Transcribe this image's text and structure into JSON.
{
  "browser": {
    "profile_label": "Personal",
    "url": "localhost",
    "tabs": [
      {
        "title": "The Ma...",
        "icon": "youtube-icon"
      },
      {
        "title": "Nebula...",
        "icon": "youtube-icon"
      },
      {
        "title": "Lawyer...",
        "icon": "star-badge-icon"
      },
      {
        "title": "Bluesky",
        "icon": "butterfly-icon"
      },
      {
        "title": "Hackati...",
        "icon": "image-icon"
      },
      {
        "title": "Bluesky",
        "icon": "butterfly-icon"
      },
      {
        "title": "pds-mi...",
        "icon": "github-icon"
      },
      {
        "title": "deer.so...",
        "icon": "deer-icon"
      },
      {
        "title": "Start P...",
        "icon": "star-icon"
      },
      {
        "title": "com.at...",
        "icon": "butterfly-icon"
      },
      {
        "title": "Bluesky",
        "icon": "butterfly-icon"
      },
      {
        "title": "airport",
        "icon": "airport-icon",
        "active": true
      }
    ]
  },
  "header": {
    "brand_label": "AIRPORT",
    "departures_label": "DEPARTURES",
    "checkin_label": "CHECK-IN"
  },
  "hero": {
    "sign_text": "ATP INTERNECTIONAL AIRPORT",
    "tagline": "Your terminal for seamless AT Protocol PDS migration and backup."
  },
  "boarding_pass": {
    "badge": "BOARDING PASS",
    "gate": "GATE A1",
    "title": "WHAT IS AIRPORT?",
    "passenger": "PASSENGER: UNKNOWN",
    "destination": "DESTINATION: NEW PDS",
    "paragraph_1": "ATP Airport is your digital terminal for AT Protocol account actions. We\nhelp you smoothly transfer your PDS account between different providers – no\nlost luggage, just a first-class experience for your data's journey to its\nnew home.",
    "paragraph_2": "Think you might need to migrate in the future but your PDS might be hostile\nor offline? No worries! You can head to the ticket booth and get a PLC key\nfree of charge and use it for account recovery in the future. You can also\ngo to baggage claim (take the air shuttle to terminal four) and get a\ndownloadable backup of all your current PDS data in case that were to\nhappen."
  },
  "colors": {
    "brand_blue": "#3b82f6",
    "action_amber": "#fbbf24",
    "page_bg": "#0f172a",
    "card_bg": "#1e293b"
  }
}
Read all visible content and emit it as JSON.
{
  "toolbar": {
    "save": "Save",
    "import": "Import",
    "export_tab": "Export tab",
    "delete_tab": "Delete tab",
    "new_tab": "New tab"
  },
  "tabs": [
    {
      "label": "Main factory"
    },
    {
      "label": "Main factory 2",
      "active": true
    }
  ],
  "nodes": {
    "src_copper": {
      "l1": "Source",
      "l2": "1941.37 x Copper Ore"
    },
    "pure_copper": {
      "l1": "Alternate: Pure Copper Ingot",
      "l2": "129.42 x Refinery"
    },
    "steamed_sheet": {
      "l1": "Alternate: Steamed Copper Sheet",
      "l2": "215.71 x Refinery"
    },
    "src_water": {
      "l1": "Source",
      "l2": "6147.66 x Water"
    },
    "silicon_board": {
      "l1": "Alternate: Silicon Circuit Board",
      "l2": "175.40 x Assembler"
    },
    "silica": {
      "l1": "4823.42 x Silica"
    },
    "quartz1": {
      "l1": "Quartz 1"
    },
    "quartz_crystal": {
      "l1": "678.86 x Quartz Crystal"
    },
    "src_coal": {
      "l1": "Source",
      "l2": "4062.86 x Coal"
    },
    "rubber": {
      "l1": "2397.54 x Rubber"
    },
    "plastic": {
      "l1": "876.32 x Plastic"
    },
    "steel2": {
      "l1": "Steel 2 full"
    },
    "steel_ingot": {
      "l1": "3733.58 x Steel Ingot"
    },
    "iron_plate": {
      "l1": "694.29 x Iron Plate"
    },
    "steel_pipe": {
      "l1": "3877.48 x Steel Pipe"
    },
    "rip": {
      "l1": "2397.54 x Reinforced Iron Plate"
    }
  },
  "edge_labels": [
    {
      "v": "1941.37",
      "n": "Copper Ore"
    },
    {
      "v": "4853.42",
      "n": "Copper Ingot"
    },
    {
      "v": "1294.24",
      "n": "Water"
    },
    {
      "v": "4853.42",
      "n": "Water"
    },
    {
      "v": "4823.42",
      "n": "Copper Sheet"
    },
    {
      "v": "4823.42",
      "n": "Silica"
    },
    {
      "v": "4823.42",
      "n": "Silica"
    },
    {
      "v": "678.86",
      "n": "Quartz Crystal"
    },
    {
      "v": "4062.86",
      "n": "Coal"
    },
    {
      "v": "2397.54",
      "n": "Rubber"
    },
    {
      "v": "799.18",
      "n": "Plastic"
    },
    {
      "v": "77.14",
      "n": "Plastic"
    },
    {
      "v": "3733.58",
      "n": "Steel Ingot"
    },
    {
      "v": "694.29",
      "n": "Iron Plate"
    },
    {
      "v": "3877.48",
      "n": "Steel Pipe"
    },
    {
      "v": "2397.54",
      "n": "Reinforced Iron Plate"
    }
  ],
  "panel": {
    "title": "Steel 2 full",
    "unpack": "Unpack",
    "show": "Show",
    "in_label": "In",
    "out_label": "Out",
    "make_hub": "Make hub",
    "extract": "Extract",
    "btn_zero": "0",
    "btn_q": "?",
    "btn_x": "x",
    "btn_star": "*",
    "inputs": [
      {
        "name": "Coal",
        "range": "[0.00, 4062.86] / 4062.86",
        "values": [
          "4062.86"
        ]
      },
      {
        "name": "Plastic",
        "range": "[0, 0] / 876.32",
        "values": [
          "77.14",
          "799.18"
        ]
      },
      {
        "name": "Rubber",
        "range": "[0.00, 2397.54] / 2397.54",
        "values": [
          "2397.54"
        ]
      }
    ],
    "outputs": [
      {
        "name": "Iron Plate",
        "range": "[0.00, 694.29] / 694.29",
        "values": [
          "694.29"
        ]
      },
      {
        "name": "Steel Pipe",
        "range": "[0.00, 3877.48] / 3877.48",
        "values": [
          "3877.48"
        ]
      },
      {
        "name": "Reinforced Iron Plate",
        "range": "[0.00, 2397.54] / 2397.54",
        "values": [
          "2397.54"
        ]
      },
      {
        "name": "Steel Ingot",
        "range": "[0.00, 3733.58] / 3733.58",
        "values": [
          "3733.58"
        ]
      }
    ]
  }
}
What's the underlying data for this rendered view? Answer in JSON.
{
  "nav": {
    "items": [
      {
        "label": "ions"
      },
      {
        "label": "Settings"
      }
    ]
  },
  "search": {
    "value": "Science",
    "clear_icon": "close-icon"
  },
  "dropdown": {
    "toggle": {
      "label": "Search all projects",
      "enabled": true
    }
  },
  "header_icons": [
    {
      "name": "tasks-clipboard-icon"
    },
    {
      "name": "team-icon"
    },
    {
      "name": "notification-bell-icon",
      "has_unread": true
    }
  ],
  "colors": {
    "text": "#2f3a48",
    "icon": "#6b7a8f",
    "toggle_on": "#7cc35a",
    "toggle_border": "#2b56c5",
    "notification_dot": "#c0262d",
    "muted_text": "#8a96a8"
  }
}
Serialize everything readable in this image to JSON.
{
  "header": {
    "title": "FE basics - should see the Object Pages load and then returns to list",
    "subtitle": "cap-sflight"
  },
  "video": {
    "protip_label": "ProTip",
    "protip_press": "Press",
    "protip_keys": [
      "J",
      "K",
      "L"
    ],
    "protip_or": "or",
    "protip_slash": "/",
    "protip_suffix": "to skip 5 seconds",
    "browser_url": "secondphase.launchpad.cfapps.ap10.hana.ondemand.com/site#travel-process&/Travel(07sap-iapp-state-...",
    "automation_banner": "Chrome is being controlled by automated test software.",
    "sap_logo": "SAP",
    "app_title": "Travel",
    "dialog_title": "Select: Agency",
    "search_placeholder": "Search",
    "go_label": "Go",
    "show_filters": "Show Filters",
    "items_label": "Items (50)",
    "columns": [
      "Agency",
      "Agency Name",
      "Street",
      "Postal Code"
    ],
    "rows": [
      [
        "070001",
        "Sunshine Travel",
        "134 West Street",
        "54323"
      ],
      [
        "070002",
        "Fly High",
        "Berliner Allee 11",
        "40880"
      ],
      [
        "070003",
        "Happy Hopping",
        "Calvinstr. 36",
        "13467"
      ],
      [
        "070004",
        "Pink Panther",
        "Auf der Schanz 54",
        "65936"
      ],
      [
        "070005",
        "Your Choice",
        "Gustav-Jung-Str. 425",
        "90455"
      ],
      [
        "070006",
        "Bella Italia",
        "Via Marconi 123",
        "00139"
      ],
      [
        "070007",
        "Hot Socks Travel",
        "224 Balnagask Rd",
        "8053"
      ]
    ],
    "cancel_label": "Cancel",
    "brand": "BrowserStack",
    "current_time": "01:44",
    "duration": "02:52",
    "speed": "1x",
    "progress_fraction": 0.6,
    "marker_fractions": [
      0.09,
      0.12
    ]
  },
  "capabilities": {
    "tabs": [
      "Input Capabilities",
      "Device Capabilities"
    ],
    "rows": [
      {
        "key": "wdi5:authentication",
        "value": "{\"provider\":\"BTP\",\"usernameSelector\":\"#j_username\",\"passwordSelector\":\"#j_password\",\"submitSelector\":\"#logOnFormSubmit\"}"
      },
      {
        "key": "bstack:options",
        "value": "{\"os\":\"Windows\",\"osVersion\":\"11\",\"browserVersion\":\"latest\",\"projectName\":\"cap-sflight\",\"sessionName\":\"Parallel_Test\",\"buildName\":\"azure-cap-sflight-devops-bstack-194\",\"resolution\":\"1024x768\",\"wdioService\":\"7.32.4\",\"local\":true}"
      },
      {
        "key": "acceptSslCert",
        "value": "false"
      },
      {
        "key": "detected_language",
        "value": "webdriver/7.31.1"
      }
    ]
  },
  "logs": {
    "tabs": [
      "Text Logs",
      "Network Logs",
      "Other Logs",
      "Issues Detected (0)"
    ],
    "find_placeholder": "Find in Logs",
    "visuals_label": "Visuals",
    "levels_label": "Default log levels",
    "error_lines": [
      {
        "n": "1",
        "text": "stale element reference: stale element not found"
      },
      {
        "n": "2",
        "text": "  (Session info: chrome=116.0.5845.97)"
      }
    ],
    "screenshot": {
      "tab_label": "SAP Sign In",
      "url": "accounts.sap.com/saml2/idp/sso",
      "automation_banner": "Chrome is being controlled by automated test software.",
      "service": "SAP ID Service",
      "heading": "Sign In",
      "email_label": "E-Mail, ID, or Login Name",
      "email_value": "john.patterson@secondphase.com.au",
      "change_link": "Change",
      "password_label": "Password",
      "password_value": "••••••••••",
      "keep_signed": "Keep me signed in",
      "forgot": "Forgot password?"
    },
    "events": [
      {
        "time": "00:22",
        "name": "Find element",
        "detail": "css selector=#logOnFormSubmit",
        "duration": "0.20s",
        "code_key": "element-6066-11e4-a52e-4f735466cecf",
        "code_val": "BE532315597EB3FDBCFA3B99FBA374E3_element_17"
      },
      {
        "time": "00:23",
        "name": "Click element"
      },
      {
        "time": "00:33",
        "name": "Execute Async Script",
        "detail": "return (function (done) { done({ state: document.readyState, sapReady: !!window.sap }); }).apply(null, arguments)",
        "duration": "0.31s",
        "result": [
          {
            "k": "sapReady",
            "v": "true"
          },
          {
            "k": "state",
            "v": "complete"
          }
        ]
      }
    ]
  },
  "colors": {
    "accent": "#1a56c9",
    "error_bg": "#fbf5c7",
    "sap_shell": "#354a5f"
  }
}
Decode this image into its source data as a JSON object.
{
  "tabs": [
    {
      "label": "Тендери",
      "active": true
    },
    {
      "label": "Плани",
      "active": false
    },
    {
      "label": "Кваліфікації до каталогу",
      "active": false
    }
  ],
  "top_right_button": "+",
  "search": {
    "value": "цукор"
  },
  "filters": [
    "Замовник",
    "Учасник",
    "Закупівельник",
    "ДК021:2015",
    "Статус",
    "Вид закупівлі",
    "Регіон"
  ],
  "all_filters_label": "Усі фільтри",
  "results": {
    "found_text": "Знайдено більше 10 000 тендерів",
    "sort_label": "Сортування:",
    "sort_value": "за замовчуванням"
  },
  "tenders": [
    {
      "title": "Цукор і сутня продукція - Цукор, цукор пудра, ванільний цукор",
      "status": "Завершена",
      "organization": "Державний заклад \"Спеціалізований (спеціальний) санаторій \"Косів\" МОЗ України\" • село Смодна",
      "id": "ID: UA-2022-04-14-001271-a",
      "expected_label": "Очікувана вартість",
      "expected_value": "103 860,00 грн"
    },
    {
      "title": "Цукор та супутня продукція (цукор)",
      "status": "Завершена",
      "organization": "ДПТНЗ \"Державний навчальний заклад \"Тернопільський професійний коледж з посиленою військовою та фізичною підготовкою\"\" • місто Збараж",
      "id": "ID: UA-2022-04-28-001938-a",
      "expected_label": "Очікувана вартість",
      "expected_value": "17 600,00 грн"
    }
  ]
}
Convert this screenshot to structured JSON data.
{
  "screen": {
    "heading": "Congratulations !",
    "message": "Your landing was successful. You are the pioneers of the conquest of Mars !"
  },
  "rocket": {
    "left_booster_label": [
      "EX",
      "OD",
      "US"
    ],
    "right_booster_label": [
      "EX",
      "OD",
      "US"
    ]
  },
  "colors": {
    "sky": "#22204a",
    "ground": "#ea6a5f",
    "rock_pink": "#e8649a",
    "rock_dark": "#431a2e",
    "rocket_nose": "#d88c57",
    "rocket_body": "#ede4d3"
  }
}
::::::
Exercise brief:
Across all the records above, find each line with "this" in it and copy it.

Expected answer:
Transcribe this image's text and structure into JSON.
What's the underlying data for this rendered view? Answer in JSON.
Serialize everything readable in this image to JSON.
Decode this image into its source data as a JSON object.
Convert this screenshot to structured JSON data.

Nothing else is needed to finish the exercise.